In the production of the cork-sole shoe shown in Fig. 1, this cavity is filled with a cork and rubber composition 19, which preferably is pre-formed by cutting it from a l,c'alepndered sheet of the composition, the sheet permissibly having a surface design of grained effect, or of any other suitable character, impressed upon the face thereofwhich v `20 of anysuitable rubber composition provided by'cutting it from a calendered sheet impressed with a non-slip design as'shown.
In both cases the filling piece, 19 or 20, is adhesively secured to the smooth-sole 14yand to the cavity-.defining beveled margins of the strip 15, and is thoroughly consolidated with the structure by suitable pressure before vulcanization of the shoe. The shoe is then vulcanized, in this preferred procedure, without form-altering mold pressure upon the sole, as by the open-heat method of vulcanization.
Preferably the strip 15 is applied as a single length adapted to extend entirely about the sole-margin of the shoe, 'its ends being joined in a seam or splice as shown at 21.
The several advantages set out in the above p statement of objects are thus provided, and as various modifications are possible without sacrifice of all 4of these advantages, I do not wholly limit my claims to the specic oonstruction or the specic procedure herein described.l I claim:
- 1. The method of making a shoe which comprises providing a shoe structure for the reception of outer-sole and foxing elements, forming a combination foxing and outer solemargin strip having f integral portions adapted to be fittedy respectively against the foxing area and the margin of the lower face of the sole portion of the said structure, applying the said strip to the said structure, and thereafter applying a central outer-sole member to said structure.
2. The method of making a shoe which comprises applying to a shoe-structure a filler element constituting the middle portion of and foxing strip of rubber composition having a full-thickness outer-sole portion and vulcanizing .the resulting structure.
3. The method of making a shoe which comprises applying to a shoe-structure a filler element constituting the middle portion of the outer sole and a combination sole-margin and foxing strip of rubber composition and vulcanzing the resulting structure, the ller element and the combination strip being preformed before their application to the structure and vulcanized Without lfornbaltcring mold pressure.
4. A shoe comprising a main shoe structure, a combination sole-margin and foxing strip applied thereto, and a tread element in the space surrounded by the said strip, the sole portion of the said strip and the said tread element being of substantially equal thickness and substantially flush with each other at their tread faces and fitted together in edgeto-edge relation.
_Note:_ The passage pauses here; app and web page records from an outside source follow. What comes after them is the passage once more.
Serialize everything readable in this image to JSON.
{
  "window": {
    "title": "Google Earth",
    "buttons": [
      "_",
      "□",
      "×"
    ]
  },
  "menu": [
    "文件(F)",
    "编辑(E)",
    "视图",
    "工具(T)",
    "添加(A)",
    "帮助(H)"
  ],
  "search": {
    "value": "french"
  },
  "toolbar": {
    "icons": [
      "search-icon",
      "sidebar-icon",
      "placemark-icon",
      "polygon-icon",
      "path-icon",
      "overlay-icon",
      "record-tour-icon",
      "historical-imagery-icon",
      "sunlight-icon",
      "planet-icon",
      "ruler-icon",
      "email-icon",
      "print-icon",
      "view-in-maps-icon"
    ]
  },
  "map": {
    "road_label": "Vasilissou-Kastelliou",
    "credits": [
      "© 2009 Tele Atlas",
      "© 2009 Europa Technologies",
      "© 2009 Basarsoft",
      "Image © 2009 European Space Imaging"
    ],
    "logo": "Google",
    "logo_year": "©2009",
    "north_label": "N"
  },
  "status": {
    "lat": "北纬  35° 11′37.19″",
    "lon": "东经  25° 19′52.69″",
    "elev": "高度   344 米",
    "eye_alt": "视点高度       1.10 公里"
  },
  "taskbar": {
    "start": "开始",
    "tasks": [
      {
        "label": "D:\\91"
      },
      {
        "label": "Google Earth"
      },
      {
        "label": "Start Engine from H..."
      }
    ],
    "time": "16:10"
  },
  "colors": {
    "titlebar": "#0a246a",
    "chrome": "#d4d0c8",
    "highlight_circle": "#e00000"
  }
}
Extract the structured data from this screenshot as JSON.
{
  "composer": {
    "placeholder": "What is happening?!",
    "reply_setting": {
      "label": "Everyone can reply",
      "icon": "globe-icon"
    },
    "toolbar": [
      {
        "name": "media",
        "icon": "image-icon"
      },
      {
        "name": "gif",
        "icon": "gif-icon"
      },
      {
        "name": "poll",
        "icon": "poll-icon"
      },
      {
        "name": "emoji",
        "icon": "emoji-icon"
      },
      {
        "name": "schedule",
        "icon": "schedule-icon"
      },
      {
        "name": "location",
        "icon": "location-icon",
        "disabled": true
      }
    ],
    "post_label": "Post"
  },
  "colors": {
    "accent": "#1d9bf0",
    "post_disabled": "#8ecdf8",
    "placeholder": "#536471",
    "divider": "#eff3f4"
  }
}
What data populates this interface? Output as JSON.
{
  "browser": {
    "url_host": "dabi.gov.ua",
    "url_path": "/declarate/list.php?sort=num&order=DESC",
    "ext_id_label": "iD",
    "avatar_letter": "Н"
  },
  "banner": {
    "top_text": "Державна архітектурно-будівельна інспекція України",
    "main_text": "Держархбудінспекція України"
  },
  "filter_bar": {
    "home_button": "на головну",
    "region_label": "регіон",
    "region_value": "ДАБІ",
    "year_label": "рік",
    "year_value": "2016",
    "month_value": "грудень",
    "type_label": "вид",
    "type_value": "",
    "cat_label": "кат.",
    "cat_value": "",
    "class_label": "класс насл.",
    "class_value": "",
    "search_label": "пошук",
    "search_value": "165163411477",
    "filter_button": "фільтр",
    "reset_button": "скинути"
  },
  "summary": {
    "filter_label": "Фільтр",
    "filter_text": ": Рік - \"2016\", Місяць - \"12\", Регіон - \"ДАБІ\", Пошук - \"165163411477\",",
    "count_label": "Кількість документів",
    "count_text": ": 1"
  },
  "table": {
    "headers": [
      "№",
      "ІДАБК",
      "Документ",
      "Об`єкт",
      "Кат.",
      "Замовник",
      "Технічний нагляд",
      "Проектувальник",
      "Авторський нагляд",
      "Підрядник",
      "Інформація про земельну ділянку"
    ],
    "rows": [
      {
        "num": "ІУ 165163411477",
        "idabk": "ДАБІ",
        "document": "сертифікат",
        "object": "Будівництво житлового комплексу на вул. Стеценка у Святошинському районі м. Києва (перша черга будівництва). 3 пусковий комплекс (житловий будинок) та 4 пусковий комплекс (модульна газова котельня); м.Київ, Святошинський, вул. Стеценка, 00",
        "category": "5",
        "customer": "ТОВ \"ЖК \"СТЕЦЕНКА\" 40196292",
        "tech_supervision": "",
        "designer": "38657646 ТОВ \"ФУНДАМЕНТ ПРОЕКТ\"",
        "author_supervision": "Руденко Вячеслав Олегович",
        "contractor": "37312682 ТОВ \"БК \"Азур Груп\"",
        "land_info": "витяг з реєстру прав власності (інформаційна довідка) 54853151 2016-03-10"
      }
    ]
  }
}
In witness whereof I have hereunto set my hand this 23rd day of November, 1927.